*** Block opens ***
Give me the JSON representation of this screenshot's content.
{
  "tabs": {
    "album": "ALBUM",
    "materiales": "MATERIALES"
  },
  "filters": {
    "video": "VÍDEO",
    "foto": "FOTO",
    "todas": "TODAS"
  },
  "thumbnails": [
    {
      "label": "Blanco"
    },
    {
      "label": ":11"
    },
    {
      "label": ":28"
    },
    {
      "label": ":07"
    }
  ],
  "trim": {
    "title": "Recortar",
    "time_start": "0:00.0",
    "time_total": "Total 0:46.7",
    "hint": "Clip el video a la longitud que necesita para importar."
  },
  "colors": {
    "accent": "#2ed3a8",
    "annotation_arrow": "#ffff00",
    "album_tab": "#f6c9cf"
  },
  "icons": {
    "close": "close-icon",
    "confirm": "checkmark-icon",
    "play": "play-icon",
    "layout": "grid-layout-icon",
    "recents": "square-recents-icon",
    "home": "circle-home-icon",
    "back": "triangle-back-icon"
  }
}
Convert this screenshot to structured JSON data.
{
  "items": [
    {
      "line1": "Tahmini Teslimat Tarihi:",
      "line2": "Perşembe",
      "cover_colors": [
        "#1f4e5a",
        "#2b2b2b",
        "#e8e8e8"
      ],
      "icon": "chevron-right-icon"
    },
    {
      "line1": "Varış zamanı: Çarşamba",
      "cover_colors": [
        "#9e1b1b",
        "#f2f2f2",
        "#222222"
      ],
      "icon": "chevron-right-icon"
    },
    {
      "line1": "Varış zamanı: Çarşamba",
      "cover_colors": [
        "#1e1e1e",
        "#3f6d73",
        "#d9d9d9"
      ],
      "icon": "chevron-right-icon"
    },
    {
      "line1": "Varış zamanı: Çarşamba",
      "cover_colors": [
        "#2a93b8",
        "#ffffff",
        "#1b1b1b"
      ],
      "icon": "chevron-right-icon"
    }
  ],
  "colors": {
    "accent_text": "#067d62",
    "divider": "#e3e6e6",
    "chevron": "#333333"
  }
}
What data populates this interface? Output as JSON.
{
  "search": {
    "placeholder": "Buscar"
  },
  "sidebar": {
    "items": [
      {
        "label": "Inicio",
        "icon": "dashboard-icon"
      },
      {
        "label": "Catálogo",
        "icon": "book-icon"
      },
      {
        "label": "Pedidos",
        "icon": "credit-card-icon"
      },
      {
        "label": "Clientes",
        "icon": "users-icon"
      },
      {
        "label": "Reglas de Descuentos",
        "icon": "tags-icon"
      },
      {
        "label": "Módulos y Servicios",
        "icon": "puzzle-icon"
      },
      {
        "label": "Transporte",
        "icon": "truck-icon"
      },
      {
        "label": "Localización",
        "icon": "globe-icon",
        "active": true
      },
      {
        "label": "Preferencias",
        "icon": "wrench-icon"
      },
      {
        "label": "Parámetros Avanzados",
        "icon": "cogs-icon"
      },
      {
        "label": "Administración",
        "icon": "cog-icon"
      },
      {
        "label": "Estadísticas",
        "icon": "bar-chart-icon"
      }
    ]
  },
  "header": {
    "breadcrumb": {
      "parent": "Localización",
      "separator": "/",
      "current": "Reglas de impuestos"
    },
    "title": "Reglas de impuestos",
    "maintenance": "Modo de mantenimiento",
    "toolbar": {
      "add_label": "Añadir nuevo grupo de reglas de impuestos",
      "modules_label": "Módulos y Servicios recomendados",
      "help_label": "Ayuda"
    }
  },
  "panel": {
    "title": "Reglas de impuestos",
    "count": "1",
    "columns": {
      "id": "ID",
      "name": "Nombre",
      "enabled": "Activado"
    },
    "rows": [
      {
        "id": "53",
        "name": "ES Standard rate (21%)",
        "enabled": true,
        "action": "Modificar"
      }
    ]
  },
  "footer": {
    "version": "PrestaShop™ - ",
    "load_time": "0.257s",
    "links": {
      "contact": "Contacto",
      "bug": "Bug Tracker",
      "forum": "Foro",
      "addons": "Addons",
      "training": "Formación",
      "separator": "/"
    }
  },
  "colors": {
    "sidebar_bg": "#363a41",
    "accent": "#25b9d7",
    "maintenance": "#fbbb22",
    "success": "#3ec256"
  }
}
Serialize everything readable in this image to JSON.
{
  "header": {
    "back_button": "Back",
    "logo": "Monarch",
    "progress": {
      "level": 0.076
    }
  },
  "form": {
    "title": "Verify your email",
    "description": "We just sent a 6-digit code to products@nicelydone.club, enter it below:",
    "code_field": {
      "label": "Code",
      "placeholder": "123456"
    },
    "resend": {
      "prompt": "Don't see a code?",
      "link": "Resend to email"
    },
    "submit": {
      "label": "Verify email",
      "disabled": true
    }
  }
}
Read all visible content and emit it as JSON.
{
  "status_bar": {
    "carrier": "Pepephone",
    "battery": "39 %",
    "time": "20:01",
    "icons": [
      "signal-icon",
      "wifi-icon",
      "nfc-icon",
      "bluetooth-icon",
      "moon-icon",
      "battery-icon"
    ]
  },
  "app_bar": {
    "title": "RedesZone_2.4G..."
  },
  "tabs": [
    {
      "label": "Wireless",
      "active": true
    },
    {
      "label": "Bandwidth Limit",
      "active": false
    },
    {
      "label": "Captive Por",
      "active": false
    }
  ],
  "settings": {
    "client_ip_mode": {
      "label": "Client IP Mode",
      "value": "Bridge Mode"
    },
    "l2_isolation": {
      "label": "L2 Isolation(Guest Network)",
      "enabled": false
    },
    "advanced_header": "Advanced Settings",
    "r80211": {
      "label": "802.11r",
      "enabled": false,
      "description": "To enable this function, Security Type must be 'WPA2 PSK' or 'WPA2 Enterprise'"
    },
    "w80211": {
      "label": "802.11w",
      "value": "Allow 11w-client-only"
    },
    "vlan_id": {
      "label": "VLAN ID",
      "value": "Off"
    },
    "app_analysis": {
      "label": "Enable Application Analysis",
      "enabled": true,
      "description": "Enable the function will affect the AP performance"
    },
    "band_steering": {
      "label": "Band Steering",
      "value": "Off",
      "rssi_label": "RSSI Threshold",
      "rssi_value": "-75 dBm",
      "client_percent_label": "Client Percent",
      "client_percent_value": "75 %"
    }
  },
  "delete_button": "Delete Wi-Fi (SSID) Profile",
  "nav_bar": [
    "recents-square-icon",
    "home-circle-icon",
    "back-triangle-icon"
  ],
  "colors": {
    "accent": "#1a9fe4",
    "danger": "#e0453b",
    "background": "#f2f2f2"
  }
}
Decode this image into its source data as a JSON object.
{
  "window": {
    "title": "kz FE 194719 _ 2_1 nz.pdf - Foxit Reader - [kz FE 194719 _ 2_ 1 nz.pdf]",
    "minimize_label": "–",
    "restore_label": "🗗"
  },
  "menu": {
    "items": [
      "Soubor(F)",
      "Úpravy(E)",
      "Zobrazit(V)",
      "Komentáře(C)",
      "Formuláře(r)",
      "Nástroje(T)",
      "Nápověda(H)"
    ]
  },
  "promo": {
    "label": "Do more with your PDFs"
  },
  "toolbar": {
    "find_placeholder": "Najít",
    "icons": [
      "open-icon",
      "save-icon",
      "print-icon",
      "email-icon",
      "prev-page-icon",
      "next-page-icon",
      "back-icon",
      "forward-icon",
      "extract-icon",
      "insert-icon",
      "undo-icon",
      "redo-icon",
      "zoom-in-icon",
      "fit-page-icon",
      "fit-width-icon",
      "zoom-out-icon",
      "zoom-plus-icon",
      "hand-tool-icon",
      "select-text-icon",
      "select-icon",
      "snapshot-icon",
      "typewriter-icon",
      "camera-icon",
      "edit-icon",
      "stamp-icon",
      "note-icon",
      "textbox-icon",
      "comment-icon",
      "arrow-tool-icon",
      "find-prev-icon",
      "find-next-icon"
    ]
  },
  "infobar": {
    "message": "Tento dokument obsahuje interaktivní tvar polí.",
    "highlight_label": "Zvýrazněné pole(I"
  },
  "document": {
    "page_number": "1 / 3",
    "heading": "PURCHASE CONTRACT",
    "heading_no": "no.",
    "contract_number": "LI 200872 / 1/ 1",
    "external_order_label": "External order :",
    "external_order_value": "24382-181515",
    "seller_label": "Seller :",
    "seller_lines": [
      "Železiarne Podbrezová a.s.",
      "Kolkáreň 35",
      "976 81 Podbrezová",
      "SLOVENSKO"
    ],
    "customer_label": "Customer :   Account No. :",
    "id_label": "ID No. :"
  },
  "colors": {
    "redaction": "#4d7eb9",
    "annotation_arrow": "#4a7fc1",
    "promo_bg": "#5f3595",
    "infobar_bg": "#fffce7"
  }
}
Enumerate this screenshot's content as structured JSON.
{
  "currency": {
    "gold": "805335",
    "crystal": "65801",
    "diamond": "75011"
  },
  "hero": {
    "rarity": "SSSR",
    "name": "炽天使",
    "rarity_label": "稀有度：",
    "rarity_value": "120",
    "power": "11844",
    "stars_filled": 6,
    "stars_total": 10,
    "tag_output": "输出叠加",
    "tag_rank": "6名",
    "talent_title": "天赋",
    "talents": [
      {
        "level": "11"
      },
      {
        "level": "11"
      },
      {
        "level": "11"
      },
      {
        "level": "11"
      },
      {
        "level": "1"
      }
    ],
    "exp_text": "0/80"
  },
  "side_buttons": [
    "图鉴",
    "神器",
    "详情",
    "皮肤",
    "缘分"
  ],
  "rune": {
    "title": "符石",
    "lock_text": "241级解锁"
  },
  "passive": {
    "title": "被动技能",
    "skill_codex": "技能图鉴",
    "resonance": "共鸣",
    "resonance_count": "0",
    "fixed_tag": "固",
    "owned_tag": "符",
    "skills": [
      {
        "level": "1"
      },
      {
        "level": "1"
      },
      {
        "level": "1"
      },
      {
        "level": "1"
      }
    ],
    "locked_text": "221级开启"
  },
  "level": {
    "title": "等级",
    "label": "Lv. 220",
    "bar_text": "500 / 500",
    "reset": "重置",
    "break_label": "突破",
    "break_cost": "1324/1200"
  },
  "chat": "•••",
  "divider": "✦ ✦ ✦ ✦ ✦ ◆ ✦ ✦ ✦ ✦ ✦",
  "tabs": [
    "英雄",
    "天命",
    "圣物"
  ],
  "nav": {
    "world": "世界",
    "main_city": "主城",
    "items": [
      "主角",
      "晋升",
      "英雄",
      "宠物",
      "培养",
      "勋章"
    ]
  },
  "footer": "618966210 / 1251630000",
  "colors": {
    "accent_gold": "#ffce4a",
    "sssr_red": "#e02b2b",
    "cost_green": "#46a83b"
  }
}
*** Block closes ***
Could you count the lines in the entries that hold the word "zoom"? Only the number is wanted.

3